"If someone really wants to perform a service, he should make comfortable people uncomfortable, and calm people agitated. He should plant contradiction and conflict in stagnant people. By God, it would be a thousand times over a greater service to sow doubt among some of these people than to sow certainty, since that certainty is being injected into people at such a rate that it acts like a narcotic; it is worthless. We 700 million Muslims have a certainty that is not worth two bits. What comes into existence after doubt, anxiety, and agitation has value: "Belief after unbelief!"
. . . We see the other kind of certainty all through history, and it is worthless. . . . The prophets came essentially to produce controversy. Otherwise, the people would have gone right on grazing peacefully in their folly."
--Ali Shari'Ati, Marxism and Other Western Fallacies, Mizan, 1980, page 99. Just came across this today, and there is some kind of translation and or language issue in this English version, but I'm going to have to read it at some point.
Monday, October 10, 2011

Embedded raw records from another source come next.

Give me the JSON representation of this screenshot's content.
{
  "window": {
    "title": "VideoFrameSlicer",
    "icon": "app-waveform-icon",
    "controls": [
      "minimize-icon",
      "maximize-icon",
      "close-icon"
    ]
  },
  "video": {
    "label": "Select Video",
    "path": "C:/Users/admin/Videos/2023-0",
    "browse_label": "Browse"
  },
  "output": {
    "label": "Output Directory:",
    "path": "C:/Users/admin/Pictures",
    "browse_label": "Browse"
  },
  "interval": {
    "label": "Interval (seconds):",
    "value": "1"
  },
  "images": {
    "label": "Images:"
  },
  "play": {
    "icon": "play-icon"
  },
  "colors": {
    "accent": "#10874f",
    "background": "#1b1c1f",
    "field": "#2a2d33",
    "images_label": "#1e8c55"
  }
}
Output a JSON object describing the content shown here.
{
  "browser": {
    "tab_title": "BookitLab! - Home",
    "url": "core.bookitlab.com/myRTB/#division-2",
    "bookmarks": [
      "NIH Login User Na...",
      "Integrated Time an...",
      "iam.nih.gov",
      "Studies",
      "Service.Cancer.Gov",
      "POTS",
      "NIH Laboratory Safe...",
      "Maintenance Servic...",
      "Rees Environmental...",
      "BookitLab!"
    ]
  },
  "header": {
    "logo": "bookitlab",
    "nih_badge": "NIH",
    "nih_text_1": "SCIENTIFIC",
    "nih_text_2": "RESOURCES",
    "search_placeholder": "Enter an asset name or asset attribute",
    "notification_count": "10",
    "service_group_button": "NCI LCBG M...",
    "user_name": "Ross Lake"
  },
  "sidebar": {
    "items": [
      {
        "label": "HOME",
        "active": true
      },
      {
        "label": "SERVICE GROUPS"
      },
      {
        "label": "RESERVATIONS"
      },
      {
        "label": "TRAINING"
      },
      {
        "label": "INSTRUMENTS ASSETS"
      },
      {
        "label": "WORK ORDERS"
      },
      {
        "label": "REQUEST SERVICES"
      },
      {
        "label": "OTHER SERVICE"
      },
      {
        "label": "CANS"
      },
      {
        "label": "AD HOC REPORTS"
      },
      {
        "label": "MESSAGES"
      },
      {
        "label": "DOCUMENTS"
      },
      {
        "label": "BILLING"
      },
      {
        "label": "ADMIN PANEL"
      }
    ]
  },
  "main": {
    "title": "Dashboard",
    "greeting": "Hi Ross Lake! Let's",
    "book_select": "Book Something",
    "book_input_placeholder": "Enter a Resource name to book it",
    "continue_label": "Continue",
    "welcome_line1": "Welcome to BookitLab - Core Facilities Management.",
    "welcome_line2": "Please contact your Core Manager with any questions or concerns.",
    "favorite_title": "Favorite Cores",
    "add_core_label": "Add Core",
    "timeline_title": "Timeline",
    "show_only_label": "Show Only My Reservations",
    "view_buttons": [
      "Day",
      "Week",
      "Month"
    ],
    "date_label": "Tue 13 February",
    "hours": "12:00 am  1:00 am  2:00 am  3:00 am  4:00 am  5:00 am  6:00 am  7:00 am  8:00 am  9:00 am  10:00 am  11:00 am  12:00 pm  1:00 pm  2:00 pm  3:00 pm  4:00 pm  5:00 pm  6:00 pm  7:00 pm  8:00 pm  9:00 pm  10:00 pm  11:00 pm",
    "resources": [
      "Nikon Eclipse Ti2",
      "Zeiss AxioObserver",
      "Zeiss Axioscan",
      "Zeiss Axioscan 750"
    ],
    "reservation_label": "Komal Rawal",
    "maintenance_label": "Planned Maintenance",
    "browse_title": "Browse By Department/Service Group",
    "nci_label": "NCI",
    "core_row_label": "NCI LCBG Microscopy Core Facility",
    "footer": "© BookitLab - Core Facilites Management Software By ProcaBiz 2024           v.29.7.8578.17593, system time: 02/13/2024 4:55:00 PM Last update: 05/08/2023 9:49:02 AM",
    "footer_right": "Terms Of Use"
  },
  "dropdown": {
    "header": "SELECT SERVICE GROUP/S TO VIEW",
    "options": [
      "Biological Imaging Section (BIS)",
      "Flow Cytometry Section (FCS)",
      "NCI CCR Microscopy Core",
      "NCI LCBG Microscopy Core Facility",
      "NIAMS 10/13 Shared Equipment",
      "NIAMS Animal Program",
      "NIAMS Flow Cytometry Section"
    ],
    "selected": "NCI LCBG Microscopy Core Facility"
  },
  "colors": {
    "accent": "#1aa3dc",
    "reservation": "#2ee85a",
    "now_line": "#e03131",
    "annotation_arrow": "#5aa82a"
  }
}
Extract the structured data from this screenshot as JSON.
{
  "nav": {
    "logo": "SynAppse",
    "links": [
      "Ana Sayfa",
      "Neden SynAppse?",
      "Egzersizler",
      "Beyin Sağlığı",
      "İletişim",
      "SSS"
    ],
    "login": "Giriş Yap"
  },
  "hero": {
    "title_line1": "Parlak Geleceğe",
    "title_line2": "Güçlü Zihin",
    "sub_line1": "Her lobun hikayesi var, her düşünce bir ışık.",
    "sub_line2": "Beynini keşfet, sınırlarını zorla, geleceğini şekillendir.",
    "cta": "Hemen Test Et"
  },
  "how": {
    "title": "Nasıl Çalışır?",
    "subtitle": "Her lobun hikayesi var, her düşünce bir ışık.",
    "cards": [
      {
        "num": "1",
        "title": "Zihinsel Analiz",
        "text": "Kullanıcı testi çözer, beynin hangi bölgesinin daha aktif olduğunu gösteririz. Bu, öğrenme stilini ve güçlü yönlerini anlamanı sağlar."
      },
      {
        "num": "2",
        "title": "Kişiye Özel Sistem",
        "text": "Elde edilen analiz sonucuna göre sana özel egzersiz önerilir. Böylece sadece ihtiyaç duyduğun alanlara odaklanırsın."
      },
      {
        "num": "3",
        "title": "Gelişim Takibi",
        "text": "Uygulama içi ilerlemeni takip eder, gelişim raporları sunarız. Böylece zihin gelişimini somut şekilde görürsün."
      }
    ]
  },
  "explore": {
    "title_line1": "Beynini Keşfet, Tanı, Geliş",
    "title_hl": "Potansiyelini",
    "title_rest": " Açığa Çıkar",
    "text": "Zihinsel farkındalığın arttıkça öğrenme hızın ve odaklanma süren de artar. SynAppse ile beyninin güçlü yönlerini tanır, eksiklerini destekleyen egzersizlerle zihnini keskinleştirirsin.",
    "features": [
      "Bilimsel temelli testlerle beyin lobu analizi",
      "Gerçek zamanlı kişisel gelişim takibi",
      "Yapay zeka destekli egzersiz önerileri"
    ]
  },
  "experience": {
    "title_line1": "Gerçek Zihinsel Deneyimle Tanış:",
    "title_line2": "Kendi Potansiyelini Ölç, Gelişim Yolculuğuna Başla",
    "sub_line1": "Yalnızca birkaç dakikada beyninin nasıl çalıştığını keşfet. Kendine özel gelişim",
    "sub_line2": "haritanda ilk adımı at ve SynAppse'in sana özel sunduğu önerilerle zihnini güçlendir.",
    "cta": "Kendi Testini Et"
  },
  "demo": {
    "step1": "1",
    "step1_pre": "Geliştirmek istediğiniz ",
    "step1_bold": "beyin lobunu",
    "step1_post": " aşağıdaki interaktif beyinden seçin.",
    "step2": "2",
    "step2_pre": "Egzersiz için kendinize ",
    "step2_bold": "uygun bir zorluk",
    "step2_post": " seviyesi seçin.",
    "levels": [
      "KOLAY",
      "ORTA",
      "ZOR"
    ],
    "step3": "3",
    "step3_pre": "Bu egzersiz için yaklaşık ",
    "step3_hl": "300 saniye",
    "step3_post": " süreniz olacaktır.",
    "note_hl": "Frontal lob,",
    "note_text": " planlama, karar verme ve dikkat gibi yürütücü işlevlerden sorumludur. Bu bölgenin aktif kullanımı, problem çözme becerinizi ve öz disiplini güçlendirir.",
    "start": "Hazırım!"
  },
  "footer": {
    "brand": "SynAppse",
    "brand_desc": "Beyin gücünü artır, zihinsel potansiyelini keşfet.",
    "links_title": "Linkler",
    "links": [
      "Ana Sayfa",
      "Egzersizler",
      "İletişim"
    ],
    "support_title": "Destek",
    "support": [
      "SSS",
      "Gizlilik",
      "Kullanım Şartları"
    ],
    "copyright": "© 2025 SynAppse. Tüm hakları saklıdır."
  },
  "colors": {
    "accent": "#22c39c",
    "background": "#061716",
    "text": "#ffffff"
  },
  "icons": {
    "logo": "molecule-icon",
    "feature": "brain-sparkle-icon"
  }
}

Just off the top of my head at this point in time, if asked why I believe in God, I say, "Because the principles necessary for me to evaluate any universal claims, including atheistic and skeptical claims, imply a personal mind which is the universally and ultimately referenced standard of all thought, including the recognition of mind."